The doping of the molten alloy which contains Mg2 Si with 0.15 to 0.3% by weight of phosphorus results in an optimum grain refining of the Mg2 Si crystallites in the structure of the alloy. If the phosphorus content is less than 0.15% by weight, the grain-refining action of the phosphorus will begin slightly to decrease so that the solidification of the alloy will be accompanied by an increase of the average maximum grain size of the Mg2 Si crystallites and, as a result, their dendritic solidification structure will increase. No grain-refining action can be observed in case of doping with less than 0.05% by weight phophorus.
In order to prevent an evaporation of phosphorus, which has a high vapor pressure, from the molten Mg2 Si alloy, it is recommendable to introduce the phosphorus in encapsulated form into the molten alloy.
According to a further feature of the process in accordance with the invention, molten alloys which contain more than 30 mole percent of Mg2 Si are doped with between 0.3 and 2% by weight of phosphorus in order to decrease the gas porosity of the alloy structure.
The phosphorus may be replaced entirely or in part by phosphorus-containing master alloys which have a eutectic composition, such as CuP or the like, or by phosphorus-containing salts, such as phosphides, phosphites, phosphates or the like. For improved age hardening, a further feature of the invention may be adopted, which resides in that up to 5% by weight of copper is alloyed to the molten alloy which contains Mg2 Si.
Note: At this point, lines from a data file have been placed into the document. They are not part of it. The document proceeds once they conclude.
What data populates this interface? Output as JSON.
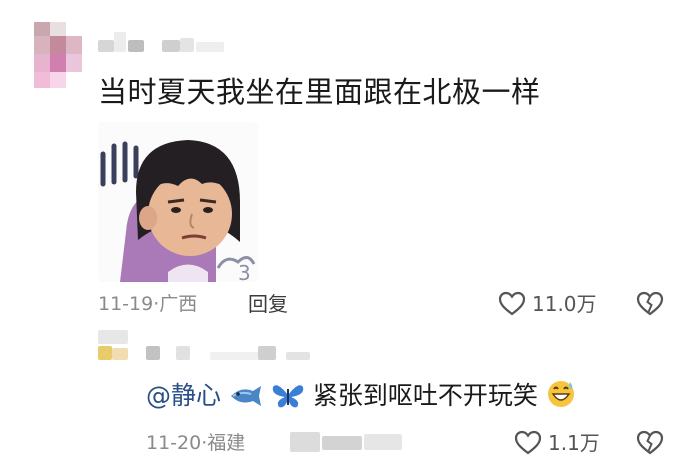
{
  "comment": {
    "text": "当时夏天我坐在里面跟在北极一样",
    "date": "11-19",
    "separator": "·",
    "location": "广西",
    "reply_label": "回复",
    "like_count": "11.0万",
    "sticker_icon": "cartoon-girl-shivering-sticker"
  },
  "reply": {
    "mention": "@静心",
    "mention_emojis": [
      "fish-emoji",
      "butterfly-emoji"
    ],
    "text": "紧张到呕吐不开玩笑",
    "trailing_emoji": "grinning-sweat-emoji",
    "date": "11-20",
    "separator": "·",
    "location": "福建",
    "like_count": "1.1万"
  },
  "icons": {
    "like": "heart-outline-icon",
    "dislike": "broken-heart-icon"
  },
  "colors": {
    "mention": "#2a4f86",
    "meta_gray": "#8a8a8a",
    "text": "#1a1a1a"
  }
}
Heating to elevated temperatures or superheating of the molten alloy which contains Mg2 Si will result in evaporation of the phosphide which has been formed by reaction between the dissolved hydrogen and phosphorus and the hydrogen content of the molten alloy will thus be decreased. That evaporation must be controlled to prevent depletion of the molten alloy below the phosphorus concentration which is requried for the grain-refining effect.
The age hardening of the Mg2 Si alloy which is produced may be improved by doping the molten alloy with up to 5.0% by weight of copper. A copper content in excess of 5% by weight will result in embrittling and in decrease of the resistance to corrosion and temperature stability.
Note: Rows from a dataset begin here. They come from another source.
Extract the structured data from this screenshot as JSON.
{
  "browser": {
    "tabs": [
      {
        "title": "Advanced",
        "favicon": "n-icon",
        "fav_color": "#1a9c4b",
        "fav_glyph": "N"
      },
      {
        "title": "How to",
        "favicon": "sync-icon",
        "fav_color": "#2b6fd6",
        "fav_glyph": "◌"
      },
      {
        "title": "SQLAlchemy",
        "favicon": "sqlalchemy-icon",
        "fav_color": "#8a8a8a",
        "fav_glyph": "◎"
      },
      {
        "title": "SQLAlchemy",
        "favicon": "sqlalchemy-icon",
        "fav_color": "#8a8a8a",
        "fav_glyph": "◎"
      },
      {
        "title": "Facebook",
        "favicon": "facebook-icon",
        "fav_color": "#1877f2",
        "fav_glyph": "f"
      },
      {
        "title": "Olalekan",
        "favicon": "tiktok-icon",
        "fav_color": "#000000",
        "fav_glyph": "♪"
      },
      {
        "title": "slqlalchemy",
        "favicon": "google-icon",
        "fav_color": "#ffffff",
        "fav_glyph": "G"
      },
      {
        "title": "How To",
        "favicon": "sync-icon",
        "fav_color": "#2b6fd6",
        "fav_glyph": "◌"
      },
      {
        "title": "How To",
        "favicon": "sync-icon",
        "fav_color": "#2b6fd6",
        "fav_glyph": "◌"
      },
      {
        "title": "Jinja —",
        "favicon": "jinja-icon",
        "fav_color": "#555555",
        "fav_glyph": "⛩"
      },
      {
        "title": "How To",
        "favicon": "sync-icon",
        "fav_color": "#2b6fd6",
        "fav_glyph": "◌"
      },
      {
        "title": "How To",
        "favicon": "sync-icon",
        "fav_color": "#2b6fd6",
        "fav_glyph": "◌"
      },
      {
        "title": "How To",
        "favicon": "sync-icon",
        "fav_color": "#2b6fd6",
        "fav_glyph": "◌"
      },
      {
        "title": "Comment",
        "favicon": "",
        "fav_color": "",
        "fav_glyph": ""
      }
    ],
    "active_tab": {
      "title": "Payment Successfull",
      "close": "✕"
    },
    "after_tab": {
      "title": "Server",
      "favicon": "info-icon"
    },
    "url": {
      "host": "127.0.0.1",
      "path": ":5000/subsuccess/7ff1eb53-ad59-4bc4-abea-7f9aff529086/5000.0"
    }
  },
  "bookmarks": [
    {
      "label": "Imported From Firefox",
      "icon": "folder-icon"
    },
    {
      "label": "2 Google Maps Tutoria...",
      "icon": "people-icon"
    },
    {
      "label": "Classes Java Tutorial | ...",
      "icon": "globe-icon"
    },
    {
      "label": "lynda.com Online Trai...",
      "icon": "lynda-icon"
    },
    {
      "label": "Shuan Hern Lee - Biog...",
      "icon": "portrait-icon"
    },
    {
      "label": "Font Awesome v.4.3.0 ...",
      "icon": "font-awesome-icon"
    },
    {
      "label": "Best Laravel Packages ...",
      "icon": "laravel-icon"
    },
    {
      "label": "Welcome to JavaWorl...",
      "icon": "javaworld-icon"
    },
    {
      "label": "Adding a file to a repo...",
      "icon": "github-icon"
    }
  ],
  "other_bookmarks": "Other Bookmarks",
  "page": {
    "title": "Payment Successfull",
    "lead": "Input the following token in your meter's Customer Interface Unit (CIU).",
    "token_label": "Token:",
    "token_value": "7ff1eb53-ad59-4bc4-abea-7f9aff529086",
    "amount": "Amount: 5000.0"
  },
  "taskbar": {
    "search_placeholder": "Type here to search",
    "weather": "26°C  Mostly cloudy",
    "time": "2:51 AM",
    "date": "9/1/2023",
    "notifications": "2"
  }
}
In a preferred composition the molten alloy which contains Mg2 Si contains additions of 1 to 85% by weight of aluminum and/or 2 to 58% by weight of silicon.
For a manufacture of shaped bodies from the molten alloy which contains Mg2 Si, the components of the alloy are melted in a crucible consisting of conventional materials, such as carbon or alumina-graphite, the molten alloy is superheated by 20° to 50° C. in order to improve the agitation and the pourability, and is poured, preferably in an inert gas stream, into water-cooled permanent molds made of conventional mate materials, scuh as copper or iron.
42% by weight aluminum, 1% by weight phosphorus in encapsulated form and 22% by weight silicon are consecutively added to molten magnesium and the molten alloy is heated to 874° C., i.e., 50% above its liquidus temperature in an alumina-graphite crucible. For the manufacture of pistons for internal combustion engines, the molten alloy is poured in an inert gas stream into permanent molds.
It will be understood that the specification and examples are illustrative but not limitative of the present invention and that other embodiments within the spirit and scope of the invention will suggest themselves to those skilled in the art.